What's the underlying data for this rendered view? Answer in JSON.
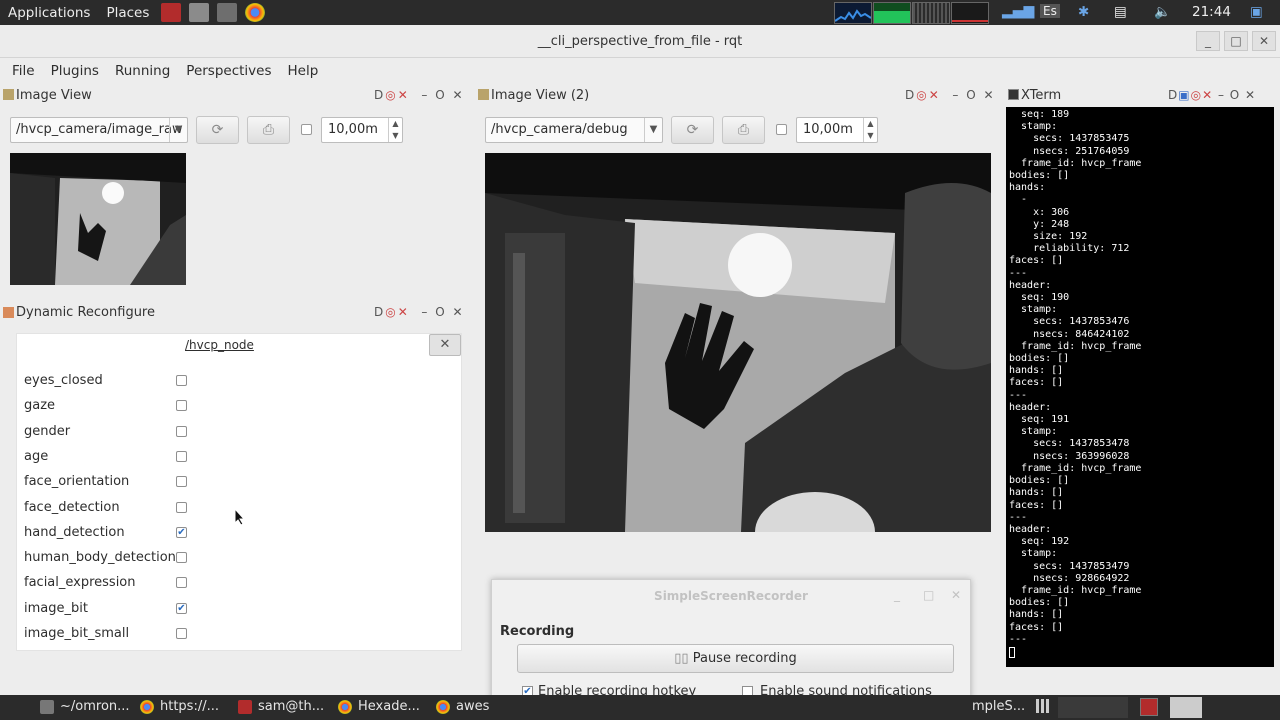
{
  "topbar": {
    "menus": [
      "Applications",
      "Places"
    ],
    "keyboard": "Es",
    "clock": "21:44"
  },
  "window": {
    "title": "__cli_perspective_from_file - rqt",
    "controls": [
      "_",
      "□",
      "✕"
    ]
  },
  "menubar": [
    "File",
    "Plugins",
    "Running",
    "Perspectives",
    "Help"
  ],
  "image_view_1": {
    "title": "Image View",
    "topic": "/hvcp_camera/image_raw",
    "timeout": "10,00m",
    "pane_controls": "D C ✕  – O ✕"
  },
  "image_view_2": {
    "title": "Image View (2)",
    "topic": "/hvcp_camera/debug",
    "timeout": "10,00m"
  },
  "xterm_pane": {
    "title": "XTerm",
    "lines": [
      "  seq: 189",
      "  stamp:",
      "    secs: 1437853475",
      "    nsecs: 251764059",
      "  frame_id: hvcp_frame",
      "bodies: []",
      "hands:",
      "  -",
      "    x: 306",
      "    y: 248",
      "    size: 192",
      "    reliability: 712",
      "faces: []",
      "---",
      "header:",
      "  seq: 190",
      "  stamp:",
      "    secs: 1437853476",
      "    nsecs: 846424102",
      "  frame_id: hvcp_frame",
      "bodies: []",
      "hands: []",
      "faces: []",
      "---",
      "header:",
      "  seq: 191",
      "  stamp:",
      "    secs: 1437853478",
      "    nsecs: 363996028",
      "  frame_id: hvcp_frame",
      "bodies: []",
      "hands: []",
      "faces: []",
      "---",
      "header:",
      "  seq: 192",
      "  stamp:",
      "    secs: 1437853479",
      "    nsecs: 928664922",
      "  frame_id: hvcp_frame",
      "bodies: []",
      "hands: []",
      "faces: []",
      "---"
    ]
  },
  "dynamic_reconfigure": {
    "title": "Dynamic Reconfigure",
    "node": "/hvcp_node",
    "params": [
      {
        "name": "eyes_closed",
        "checked": false
      },
      {
        "name": "gaze",
        "checked": false
      },
      {
        "name": "gender",
        "checked": false
      },
      {
        "name": "age",
        "checked": false
      },
      {
        "name": "face_orientation",
        "checked": false
      },
      {
        "name": "face_detection",
        "checked": false
      },
      {
        "name": "hand_detection",
        "checked": true
      },
      {
        "name": "human_body_detection",
        "checked": false
      },
      {
        "name": "facial_expression",
        "checked": false
      },
      {
        "name": "image_bit",
        "checked": true
      },
      {
        "name": "image_bit_small",
        "checked": false
      }
    ]
  },
  "ssr": {
    "title": "SimpleScreenRecorder",
    "section": "Recording",
    "pause_button": "Pause recording",
    "hotkey_label": "Enable recording hotkey",
    "hotkey_checked": true,
    "sound_label": "Enable sound notifications",
    "sound_checked": false
  },
  "taskbar": {
    "items": [
      "~/omron...",
      "https://...",
      "sam@th...",
      "Hexade...",
      "awes",
      "mpleS..."
    ]
  },
  "colors": {
    "panel_bg": "#ededed",
    "check_blue": "#2a6cc0",
    "terminal_bg": "#000000"
  }
}
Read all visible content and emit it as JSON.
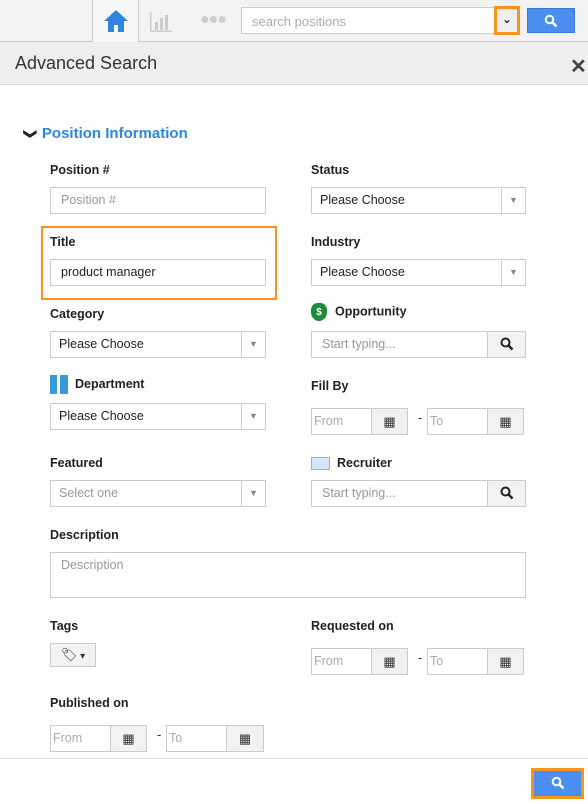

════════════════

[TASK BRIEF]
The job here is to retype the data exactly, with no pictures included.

[OUTPUT FOR THIS EXERCISE]
What's the underlying data for this rendered view? Answer in JSON.
{
  "topbar": {
    "menus": [
      "Applications",
      "Places"
    ],
    "keyboard": "Es",
    "clock": "21:44"
  },
  "window": {
    "title": "__cli_perspective_from_file - rqt",
    "controls": [
      "_",
      "□",
      "✕"
    ]
  },
  "menubar": [
    "File",
    "Plugins",
    "Running",
    "Perspectives",
    "Help"
  ],
  "image_view_1": {
    "title": "Image View",
    "topic": "/hvcp_camera/image_raw",
    "timeout": "10,00m",
    "pane_controls": "D C ✕  – O ✕"
  },
  "image_view_2": {
    "title": "Image View (2)",
    "topic": "/hvcp_camera/debug",
    "timeout": "10,00m"
  },
  "xterm_pane": {
    "title": "XTerm",
    "lines": [
      "  seq: 189",
      "  stamp:",
      "    secs: 1437853475",
      "    nsecs: 251764059",
      "  frame_id: hvcp_frame",
      "bodies: []",
      "hands:",
      "  -",
      "    x: 306",
      "    y: 248",
      "    size: 192",
      "    reliability: 712",
      "faces: []",
      "---",
      "header:",
      "  seq: 190",
      "  stamp:",
      "    secs: 1437853476",
      "    nsecs: 846424102",
      "  frame_id: hvcp_frame",
      "bodies: []",
      "hands: []",
      "faces: []",
      "---",
      "header:",
      "  seq: 191",
      "  stamp:",
      "    secs: 1437853478",
      "    nsecs: 363996028",
      "  frame_id: hvcp_frame",
      "bodies: []",
      "hands: []",
      "faces: []",
      "---",
      "header:",
      "  seq: 192",
      "  stamp:",
      "    secs: 1437853479",
      "    nsecs: 928664922",
      "  frame_id: hvcp_frame",
      "bodies: []",
      "hands: []",
      "faces: []",
      "---"
    ]
  },
  "dynamic_reconfigure": {
    "title": "Dynamic Reconfigure",
    "node": "/hvcp_node",
    "params": [
      {
        "name": "eyes_closed",
        "checked": false
      },
      {
        "name": "gaze",
        "checked": false
      },
      {
        "name": "gender",
        "checked": false
      },
      {
        "name": "age",
        "checked": false
      },
      {
        "name": "face_orientation",
        "checked": false
      },
      {
        "name": "face_detection",
        "checked": false
      },
      {
        "name": "hand_detection",
        "checked": true
      },
      {
        "name": "human_body_detection",
        "checked": false
      },
      {
        "name": "facial_expression",
        "checked": false
      },
      {
        "name": "image_bit",
        "checked": true
      },
      {
        "name": "image_bit_small",
        "checked": false
      }
    ]
  },
  "ssr": {
    "title": "SimpleScreenRecorder",
    "section": "Recording",
    "pause_button": "Pause recording",
    "hotkey_label": "Enable recording hotkey",
    "hotkey_checked": true,
    "sound_label": "Enable sound notifications",
    "sound_checked": false
  },
  "taskbar": {
    "items": [
      "~/omron...",
      "https://...",
      "sam@th...",
      "Hexade...",
      "awes",
      "mpleS..."
    ]
  },
  "colors": {
    "panel_bg": "#ededed",
    "check_blue": "#2a6cc0",
    "terminal_bg": "#000000"
  }
}
Read all visible content and emit it as JSON.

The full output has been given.